Compassion, consequences and being grown up
I try to attend the early morning service at my local Anglican church. I say try because I don’t always make it. Early rising on Sunday morning sometimes proves too difficult. The flesh as we know is weak. I could go to the later service but then, at this service, tradition gives way to church pop and it doesn’t suit my conservative nature.
Anyway to the point; when leaving the service last Sunday I had a chat with the young assistant minister. Politics came up and it became clear that his preference leant towards the atheist Julia than the Christian Tony. Politics trumps religion and that, I suppose, is as it should be. He explained though, while favouring the Labor side in this election, that he thought both sides lacked compassion on asylum seekers and that troubled him.
I am not at my best of a morning and I too sharply retorted that perhaps he should invite some of them to live with him. This was not one of my best moments, as I later reflected. But I also thought what did he mean by compassion and I regretted not pursuing this point further instead of making a smart-alec remark.
What exactly do those who objected to Howard’s policy on asylum seekers, and for that matter the current government’s policy, have in mind when they talk about being compassionate?
First let me posit what they don’t mean by imaging a particular incident.
A boat load of 150 asylum seekers, say from Sri Lanka, on course for Australia, is intercepted by an Australian navy frigate on the high seas. The boat is scuttled by the crew. Everyone is rescued by the navy personnel, taken on board the frigate, and given hot toddies and blankets, and whatever else they need to make them as comfortable as possible in the circumstances. They are taken to comfortable accommodation. They are fed and given medical attention to a high standard. Subsequently, after being given generous time to recover from their ordeal, they are flown home, business class.
A variant on this story is that before being flown home, the asylum seekers are assessed as to whether they would face persecution in their home land. Those who would face persecution are given the option of being housed in comfortable, purpose built, accommodation and put in the queue for resettlement under the auspices of the UN refugee agency (UNHCR).
According to UNHCR, of the ten million refugees (out of over 40 million displaced people) it is currently assisting worldwide, ‘less than 1% can be referred for resettlement to a third country due to the places available’. Moreover, UNHCR ‘will only submit applications for resettlement to third countries on behalf of individuals who are first determined to be refugees within the meaning of the 1951 Convention relating to the Status of Refugees and the 1967 Protocol and who additionally face security issues in the country of asylum which cannot be solved locally. UNHCR also considers family reunification and vulnerability (woman at risk, victims of torture) when assessing a refugee’s need for resettlement’.

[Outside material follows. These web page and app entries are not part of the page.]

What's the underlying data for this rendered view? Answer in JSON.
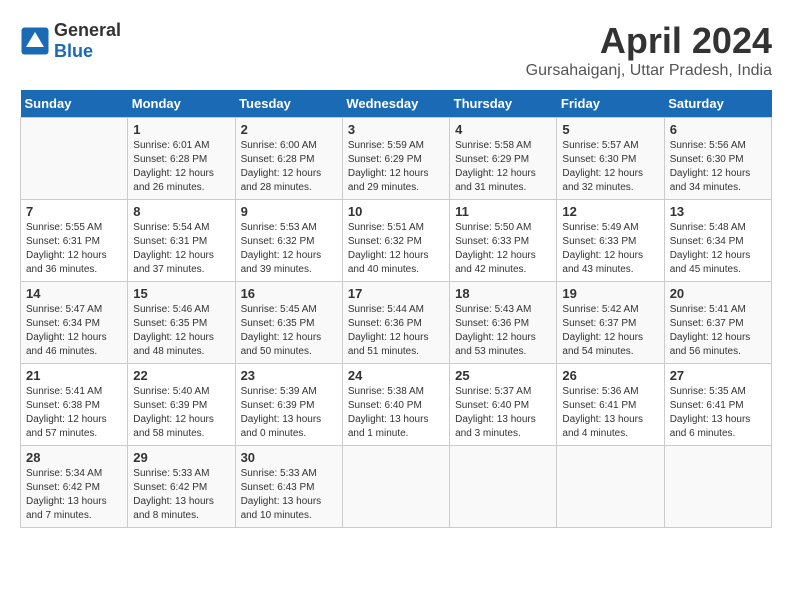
{
  "logo": {
    "text_general": "General",
    "text_blue": "Blue"
  },
  "header": {
    "month": "April 2024",
    "location": "Gursahaiganj, Uttar Pradesh, India"
  },
  "weekdays": [
    "Sunday",
    "Monday",
    "Tuesday",
    "Wednesday",
    "Thursday",
    "Friday",
    "Saturday"
  ],
  "rows": [
    [
      {
        "day": "",
        "sunrise": "",
        "sunset": "",
        "daylight": ""
      },
      {
        "day": "1",
        "sunrise": "Sunrise: 6:01 AM",
        "sunset": "Sunset: 6:28 PM",
        "daylight": "Daylight: 12 hours and 26 minutes."
      },
      {
        "day": "2",
        "sunrise": "Sunrise: 6:00 AM",
        "sunset": "Sunset: 6:28 PM",
        "daylight": "Daylight: 12 hours and 28 minutes."
      },
      {
        "day": "3",
        "sunrise": "Sunrise: 5:59 AM",
        "sunset": "Sunset: 6:29 PM",
        "daylight": "Daylight: 12 hours and 29 minutes."
      },
      {
        "day": "4",
        "sunrise": "Sunrise: 5:58 AM",
        "sunset": "Sunset: 6:29 PM",
        "daylight": "Daylight: 12 hours and 31 minutes."
      },
      {
        "day": "5",
        "sunrise": "Sunrise: 5:57 AM",
        "sunset": "Sunset: 6:30 PM",
        "daylight": "Daylight: 12 hours and 32 minutes."
      },
      {
        "day": "6",
        "sunrise": "Sunrise: 5:56 AM",
        "sunset": "Sunset: 6:30 PM",
        "daylight": "Daylight: 12 hours and 34 minutes."
      }
    ],
    [
      {
        "day": "7",
        "sunrise": "Sunrise: 5:55 AM",
        "sunset": "Sunset: 6:31 PM",
        "daylight": "Daylight: 12 hours and 36 minutes."
      },
      {
        "day": "8",
        "sunrise": "Sunrise: 5:54 AM",
        "sunset": "Sunset: 6:31 PM",
        "daylight": "Daylight: 12 hours and 37 minutes."
      },
      {
        "day": "9",
        "sunrise": "Sunrise: 5:53 AM",
        "sunset": "Sunset: 6:32 PM",
        "daylight": "Daylight: 12 hours and 39 minutes."
      },
      {
        "day": "10",
        "sunrise": "Sunrise: 5:51 AM",
        "sunset": "Sunset: 6:32 PM",
        "daylight": "Daylight: 12 hours and 40 minutes."
      },
      {
        "day": "11",
        "sunrise": "Sunrise: 5:50 AM",
        "sunset": "Sunset: 6:33 PM",
        "daylight": "Daylight: 12 hours and 42 minutes."
      },
      {
        "day": "12",
        "sunrise": "Sunrise: 5:49 AM",
        "sunset": "Sunset: 6:33 PM",
        "daylight": "Daylight: 12 hours and 43 minutes."
      },
      {
        "day": "13",
        "sunrise": "Sunrise: 5:48 AM",
        "sunset": "Sunset: 6:34 PM",
        "daylight": "Daylight: 12 hours and 45 minutes."
      }
    ],
    [
      {
        "day": "14",
        "sunrise": "Sunrise: 5:47 AM",
        "sunset": "Sunset: 6:34 PM",
        "daylight": "Daylight: 12 hours and 46 minutes."
      },
      {
        "day": "15",
        "sunrise": "Sunrise: 5:46 AM",
        "sunset": "Sunset: 6:35 PM",
        "daylight": "Daylight: 12 hours and 48 minutes."
      },
      {
        "day": "16",
        "sunrise": "Sunrise: 5:45 AM",
        "sunset": "Sunset: 6:35 PM",
        "daylight": "Daylight: 12 hours and 50 minutes."
      },
      {
        "day": "17",
        "sunrise": "Sunrise: 5:44 AM",
        "sunset": "Sunset: 6:36 PM",
        "daylight": "Daylight: 12 hours and 51 minutes."
      },
      {
        "day": "18",
        "sunrise": "Sunrise: 5:43 AM",
        "sunset": "Sunset: 6:36 PM",
        "daylight": "Daylight: 12 hours and 53 minutes."
      },
      {
        "day": "19",
        "sunrise": "Sunrise: 5:42 AM",
        "sunset": "Sunset: 6:37 PM",
        "daylight": "Daylight: 12 hours and 54 minutes."
      },
      {
        "day": "20",
        "sunrise": "Sunrise: 5:41 AM",
        "sunset": "Sunset: 6:37 PM",
        "daylight": "Daylight: 12 hours and 56 minutes."
      }
    ],
    [
      {
        "day": "21",
        "sunrise": "Sunrise: 5:41 AM",
        "sunset": "Sunset: 6:38 PM",
        "daylight": "Daylight: 12 hours and 57 minutes."
      },
      {
        "day": "22",
        "sunrise": "Sunrise: 5:40 AM",
        "sunset": "Sunset: 6:39 PM",
        "daylight": "Daylight: 12 hours and 58 minutes."
      },
      {
        "day": "23",
        "sunrise": "Sunrise: 5:39 AM",
        "sunset": "Sunset: 6:39 PM",
        "daylight": "Daylight: 13 hours and 0 minutes."
      },
      {
        "day": "24",
        "sunrise": "Sunrise: 5:38 AM",
        "sunset": "Sunset: 6:40 PM",
        "daylight": "Daylight: 13 hours and 1 minute."
      },
      {
        "day": "25",
        "sunrise": "Sunrise: 5:37 AM",
        "sunset": "Sunset: 6:40 PM",
        "daylight": "Daylight: 13 hours and 3 minutes."
      },
      {
        "day": "26",
        "sunrise": "Sunrise: 5:36 AM",
        "sunset": "Sunset: 6:41 PM",
        "daylight": "Daylight: 13 hours and 4 minutes."
      },
      {
        "day": "27",
        "sunrise": "Sunrise: 5:35 AM",
        "sunset": "Sunset: 6:41 PM",
        "daylight": "Daylight: 13 hours and 6 minutes."
      }
    ],
    [
      {
        "day": "28",
        "sunrise": "Sunrise: 5:34 AM",
        "sunset": "Sunset: 6:42 PM",
        "daylight": "Daylight: 13 hours and 7 minutes."
      },
      {
        "day": "29",
        "sunrise": "Sunrise: 5:33 AM",
        "sunset": "Sunset: 6:42 PM",
        "daylight": "Daylight: 13 hours and 8 minutes."
      },
      {
        "day": "30",
        "sunrise": "Sunrise: 5:33 AM",
        "sunset": "Sunset: 6:43 PM",
        "daylight": "Daylight: 13 hours and 10 minutes."
      },
      {
        "day": "",
        "sunrise": "",
        "sunset": "",
        "daylight": ""
      },
      {
        "day": "",
        "sunrise": "",
        "sunset": "",
        "daylight": ""
      },
      {
        "day": "",
        "sunrise": "",
        "sunset": "",
        "daylight": ""
      },
      {
        "day": "",
        "sunrise": "",
        "sunset": "",
        "daylight": ""
      }
    ]
  ]
}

I don’t think that those advocating compassion mean treating asylum seekers in the ways described above. I think they mean that we should let them in as permanent residents. That is what I should have pursued, in my after church discussion.
Those who say let them in epitomise the Left’s view across a range of issues. One of its common features is a particular dysfunctional myopia: a refusal to contemplate consequences. We see it in appeasement and defeatism emboldening countries like Iran and North Korea who would do us harm; we see it in green movements that would leave us impoverished; we see it in the growth of entitlements debilitating society; we see we see it in post-modernism and multiculturalism lessening our justified pride in our own national achievements and peerless standards. We see it as well in more localised examples.
Why not feast on the current profits of the mining industry; what harm can that do? Why not let that boatload of 150 asylum seekers settle in Australia; what harm can that do?
Well, the first might have the awkward consequence of reducing future investment and the second of Australia being overwhelmed by numbers of refugees wanting to come in.
We teach children that their actions have consequences. What we see in the positions of the Left is arrested development, hidden by mawkish appeals to peace, saving the planet, equity and compassion. Those on the Left find it comforting to occupy the superficially moral high ground. It’s impregnable and self-congratulatory up there. The rest of us have to take account of consequences. That’s the price of being grown up.